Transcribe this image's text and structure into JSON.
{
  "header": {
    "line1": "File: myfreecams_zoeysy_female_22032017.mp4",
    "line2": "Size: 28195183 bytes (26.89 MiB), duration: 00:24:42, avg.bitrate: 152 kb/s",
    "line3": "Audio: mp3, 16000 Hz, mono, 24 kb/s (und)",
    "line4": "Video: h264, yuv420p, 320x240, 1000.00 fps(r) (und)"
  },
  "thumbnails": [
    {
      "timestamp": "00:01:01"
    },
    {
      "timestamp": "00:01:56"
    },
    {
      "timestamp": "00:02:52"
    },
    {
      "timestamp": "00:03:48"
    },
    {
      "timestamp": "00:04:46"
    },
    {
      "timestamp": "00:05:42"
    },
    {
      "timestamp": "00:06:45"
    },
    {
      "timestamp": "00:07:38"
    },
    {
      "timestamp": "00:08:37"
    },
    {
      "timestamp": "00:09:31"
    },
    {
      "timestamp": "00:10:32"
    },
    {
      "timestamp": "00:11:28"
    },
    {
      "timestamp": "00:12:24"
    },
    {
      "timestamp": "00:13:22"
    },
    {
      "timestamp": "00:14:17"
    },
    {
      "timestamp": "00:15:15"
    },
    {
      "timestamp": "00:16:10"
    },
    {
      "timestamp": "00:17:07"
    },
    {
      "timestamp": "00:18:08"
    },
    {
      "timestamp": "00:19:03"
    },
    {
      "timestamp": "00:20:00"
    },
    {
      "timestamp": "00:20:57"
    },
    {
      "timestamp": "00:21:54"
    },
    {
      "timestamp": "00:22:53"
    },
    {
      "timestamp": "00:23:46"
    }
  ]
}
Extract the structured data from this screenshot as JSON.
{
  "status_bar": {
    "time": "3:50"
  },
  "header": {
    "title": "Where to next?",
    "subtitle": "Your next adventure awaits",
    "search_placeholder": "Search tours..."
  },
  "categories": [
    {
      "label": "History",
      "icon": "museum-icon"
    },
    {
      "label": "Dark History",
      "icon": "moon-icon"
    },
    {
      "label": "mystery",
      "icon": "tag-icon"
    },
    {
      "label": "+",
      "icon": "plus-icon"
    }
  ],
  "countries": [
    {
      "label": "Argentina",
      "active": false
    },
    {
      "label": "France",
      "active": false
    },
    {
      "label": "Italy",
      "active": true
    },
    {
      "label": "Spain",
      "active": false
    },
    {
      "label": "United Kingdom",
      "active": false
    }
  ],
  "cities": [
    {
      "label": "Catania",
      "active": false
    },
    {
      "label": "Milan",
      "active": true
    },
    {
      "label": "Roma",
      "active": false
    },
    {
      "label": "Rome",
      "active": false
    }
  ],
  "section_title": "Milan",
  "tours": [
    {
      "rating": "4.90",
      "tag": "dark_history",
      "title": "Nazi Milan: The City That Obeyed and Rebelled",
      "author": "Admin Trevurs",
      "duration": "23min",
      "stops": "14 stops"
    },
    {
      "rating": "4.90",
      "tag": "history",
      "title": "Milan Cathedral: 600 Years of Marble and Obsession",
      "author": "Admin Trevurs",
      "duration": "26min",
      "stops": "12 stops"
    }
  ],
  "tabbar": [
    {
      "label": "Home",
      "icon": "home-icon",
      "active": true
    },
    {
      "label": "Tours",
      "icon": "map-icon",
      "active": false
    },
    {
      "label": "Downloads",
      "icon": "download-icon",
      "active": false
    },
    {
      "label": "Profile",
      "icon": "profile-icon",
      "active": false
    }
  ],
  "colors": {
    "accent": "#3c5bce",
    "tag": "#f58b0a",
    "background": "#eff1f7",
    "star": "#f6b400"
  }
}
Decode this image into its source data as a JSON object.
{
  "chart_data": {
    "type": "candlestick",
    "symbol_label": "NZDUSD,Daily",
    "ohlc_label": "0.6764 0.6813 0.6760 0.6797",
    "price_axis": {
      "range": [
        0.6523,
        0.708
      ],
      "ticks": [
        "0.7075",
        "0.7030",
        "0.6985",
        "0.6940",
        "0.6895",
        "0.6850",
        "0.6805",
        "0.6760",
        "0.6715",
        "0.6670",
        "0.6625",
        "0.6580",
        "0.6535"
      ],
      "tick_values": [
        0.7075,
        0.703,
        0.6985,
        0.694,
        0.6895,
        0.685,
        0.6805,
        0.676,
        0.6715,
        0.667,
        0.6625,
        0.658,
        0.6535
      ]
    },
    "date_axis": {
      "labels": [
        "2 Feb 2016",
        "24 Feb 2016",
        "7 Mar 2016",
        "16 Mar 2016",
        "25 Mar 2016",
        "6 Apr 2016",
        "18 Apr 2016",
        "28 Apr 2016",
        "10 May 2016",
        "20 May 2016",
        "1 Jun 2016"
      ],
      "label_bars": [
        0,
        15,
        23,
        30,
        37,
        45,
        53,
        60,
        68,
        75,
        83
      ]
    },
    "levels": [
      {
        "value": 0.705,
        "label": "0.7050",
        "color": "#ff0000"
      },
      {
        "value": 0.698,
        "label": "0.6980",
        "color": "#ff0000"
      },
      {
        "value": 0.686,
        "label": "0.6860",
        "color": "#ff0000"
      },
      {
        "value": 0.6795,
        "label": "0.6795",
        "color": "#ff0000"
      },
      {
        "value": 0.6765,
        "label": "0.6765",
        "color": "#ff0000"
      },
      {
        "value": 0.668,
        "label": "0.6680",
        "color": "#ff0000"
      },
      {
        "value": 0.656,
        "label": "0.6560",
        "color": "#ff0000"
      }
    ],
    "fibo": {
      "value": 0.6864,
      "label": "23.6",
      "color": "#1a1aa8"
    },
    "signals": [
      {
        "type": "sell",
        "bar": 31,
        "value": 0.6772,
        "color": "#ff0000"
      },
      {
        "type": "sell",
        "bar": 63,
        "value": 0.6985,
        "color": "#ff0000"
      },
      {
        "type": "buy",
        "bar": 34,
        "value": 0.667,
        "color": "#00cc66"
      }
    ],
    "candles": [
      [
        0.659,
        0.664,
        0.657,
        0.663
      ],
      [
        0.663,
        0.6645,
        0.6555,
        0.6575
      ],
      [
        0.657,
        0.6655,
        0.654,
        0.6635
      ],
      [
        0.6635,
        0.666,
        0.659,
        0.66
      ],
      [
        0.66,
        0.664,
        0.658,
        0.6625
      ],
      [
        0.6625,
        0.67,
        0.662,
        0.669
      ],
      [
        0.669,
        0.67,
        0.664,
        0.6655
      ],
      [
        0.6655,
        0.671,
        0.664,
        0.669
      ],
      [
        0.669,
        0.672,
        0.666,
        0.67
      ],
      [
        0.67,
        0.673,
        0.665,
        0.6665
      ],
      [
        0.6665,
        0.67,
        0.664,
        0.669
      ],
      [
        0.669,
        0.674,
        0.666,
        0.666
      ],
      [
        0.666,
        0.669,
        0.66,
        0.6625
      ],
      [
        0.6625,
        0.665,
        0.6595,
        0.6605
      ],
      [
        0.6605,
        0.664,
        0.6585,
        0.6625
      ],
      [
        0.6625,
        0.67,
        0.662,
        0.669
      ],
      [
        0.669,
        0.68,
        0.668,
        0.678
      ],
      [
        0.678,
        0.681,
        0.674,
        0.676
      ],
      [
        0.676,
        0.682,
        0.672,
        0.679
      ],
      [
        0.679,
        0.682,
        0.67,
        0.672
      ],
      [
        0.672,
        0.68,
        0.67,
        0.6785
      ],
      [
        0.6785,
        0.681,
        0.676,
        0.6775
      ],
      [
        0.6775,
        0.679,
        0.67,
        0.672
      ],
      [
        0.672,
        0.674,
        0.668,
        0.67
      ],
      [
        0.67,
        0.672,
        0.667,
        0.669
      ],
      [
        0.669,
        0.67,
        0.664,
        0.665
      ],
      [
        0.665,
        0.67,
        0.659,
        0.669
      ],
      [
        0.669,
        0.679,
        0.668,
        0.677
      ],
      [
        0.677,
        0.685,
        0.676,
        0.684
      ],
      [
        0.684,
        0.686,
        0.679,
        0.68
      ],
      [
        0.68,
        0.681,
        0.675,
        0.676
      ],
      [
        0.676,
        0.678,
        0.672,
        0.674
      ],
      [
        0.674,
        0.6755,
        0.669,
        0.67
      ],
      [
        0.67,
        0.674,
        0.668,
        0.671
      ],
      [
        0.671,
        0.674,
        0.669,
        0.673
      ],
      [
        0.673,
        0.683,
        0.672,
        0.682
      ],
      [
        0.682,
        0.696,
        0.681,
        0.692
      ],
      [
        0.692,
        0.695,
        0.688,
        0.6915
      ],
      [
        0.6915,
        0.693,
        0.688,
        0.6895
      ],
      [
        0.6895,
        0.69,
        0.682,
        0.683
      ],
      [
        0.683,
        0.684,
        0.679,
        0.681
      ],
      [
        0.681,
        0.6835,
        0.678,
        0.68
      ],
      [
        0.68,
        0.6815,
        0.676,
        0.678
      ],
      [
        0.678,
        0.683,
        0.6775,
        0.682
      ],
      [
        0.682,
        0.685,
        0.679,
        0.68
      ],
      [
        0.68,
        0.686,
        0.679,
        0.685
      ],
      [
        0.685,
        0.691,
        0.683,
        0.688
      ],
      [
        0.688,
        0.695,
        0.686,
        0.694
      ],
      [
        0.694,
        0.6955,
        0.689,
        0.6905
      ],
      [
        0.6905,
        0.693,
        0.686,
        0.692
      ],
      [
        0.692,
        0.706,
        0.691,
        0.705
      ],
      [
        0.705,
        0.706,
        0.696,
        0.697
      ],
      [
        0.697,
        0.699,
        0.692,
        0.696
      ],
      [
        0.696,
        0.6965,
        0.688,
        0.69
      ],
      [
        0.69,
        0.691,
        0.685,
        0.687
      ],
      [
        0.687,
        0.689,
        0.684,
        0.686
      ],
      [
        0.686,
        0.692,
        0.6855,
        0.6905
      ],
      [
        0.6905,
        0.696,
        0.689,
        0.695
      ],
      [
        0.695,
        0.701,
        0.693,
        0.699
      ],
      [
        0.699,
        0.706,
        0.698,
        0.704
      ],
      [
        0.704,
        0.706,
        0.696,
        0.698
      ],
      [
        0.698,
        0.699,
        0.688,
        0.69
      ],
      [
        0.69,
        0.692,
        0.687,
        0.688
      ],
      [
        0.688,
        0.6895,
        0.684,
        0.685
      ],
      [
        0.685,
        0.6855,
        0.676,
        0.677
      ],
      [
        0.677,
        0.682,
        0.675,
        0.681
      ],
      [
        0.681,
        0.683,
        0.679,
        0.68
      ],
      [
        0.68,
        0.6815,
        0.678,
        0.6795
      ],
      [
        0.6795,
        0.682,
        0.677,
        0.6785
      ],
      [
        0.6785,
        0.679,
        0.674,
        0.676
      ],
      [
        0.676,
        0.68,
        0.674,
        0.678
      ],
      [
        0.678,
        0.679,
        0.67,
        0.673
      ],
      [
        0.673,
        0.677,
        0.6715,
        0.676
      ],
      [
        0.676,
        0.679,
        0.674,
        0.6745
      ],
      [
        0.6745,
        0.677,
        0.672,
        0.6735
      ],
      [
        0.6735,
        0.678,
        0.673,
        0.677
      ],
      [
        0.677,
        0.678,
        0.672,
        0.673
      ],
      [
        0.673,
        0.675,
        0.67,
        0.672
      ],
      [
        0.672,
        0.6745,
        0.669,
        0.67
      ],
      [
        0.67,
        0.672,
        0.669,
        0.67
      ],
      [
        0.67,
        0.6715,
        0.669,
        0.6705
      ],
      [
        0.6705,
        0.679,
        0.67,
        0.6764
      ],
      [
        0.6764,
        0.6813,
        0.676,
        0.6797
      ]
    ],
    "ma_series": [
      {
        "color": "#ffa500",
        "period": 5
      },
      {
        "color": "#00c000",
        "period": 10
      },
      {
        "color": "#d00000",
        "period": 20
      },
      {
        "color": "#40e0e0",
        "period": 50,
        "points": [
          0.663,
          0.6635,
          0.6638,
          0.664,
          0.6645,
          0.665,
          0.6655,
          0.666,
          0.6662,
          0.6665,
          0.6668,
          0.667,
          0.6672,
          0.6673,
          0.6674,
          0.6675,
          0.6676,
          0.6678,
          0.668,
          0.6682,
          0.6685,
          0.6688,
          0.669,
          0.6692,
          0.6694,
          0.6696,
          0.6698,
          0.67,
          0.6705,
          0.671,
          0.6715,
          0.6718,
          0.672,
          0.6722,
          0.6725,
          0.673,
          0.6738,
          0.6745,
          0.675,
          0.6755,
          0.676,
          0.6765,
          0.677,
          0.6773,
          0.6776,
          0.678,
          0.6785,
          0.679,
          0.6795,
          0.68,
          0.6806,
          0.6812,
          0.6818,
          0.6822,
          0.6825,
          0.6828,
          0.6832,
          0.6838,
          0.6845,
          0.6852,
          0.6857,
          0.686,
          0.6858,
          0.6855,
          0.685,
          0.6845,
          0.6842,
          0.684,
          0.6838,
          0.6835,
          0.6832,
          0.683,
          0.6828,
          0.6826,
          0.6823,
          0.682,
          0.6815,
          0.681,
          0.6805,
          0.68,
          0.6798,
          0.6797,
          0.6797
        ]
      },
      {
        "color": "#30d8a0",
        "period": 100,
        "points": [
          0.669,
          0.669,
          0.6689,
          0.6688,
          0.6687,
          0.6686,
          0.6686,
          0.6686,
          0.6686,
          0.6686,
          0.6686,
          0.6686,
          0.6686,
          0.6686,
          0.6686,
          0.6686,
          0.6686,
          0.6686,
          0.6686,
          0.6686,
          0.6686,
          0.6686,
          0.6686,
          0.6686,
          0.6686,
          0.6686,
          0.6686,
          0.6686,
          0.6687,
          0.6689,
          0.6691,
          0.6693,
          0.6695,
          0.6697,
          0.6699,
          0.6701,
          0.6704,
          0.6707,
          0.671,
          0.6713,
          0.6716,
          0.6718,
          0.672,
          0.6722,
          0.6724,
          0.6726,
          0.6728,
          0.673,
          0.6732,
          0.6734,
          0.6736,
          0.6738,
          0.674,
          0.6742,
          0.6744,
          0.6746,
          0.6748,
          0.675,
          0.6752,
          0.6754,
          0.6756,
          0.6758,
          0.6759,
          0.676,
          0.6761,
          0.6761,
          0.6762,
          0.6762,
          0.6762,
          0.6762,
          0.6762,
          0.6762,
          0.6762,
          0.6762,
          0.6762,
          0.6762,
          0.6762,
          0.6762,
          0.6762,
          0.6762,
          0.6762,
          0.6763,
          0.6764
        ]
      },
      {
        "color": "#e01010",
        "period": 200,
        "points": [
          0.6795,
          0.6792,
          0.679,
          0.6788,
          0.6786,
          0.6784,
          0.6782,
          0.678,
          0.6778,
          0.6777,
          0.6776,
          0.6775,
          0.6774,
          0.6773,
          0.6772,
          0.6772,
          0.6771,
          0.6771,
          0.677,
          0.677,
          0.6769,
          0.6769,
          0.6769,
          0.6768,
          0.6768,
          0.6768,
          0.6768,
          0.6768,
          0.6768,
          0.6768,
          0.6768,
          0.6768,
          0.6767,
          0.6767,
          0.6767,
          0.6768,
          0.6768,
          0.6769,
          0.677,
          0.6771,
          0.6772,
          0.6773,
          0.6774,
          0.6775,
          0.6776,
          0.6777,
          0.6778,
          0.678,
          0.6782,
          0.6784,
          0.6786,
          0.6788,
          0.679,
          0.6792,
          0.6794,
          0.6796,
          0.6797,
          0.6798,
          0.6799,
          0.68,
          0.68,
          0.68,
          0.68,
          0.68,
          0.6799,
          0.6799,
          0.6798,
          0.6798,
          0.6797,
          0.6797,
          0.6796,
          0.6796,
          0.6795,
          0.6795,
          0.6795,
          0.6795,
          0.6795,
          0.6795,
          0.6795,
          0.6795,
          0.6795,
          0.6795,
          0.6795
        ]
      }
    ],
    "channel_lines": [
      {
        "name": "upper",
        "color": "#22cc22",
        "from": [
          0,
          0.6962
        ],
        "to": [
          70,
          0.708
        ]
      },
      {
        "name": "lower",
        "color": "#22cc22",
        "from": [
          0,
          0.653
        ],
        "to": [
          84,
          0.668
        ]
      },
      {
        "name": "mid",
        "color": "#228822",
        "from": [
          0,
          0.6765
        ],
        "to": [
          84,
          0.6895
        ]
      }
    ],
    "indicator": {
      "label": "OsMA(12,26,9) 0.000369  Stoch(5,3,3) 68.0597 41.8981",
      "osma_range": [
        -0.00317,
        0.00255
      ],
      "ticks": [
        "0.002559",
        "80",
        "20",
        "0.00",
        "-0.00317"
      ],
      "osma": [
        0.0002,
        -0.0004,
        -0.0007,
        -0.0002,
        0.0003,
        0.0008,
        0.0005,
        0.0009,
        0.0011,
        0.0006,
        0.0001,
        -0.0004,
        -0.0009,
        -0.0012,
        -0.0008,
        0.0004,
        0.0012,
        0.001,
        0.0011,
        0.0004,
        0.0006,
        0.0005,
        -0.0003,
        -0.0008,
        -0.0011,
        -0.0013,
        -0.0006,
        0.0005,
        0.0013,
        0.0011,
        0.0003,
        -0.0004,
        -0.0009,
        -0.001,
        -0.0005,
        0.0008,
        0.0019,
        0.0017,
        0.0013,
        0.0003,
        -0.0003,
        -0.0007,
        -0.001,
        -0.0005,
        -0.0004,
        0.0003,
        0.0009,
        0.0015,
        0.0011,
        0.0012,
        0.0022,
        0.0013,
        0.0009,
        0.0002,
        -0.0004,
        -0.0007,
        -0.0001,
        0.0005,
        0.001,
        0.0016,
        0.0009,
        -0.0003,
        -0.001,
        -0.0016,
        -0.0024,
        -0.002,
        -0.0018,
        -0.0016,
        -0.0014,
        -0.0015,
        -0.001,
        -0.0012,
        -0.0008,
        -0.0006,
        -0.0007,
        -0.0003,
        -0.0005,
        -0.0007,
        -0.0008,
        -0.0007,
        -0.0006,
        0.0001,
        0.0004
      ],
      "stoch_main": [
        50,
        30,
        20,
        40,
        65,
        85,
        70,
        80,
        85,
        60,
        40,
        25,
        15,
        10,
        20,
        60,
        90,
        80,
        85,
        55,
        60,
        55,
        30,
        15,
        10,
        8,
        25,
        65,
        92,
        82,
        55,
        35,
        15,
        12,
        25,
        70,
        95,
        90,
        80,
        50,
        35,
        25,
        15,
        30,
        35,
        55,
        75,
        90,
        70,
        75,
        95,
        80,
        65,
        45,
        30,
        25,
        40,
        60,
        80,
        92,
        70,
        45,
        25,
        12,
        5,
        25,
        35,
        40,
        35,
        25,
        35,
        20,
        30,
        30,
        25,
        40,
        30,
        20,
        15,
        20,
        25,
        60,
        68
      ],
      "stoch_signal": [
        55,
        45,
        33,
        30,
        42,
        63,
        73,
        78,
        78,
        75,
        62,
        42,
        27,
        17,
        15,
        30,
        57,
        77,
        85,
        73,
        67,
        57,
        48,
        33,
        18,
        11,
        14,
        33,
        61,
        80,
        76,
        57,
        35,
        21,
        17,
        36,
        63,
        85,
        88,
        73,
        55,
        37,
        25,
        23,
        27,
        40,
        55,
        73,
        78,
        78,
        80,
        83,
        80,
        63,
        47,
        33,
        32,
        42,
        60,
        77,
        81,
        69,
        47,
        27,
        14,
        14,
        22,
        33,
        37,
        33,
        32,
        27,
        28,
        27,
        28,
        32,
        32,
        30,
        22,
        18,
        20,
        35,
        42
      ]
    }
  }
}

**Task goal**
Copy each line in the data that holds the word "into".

**Answer section**
Transcribe this image's text and structure into JSON.
Decode this image into its source data as a JSON object.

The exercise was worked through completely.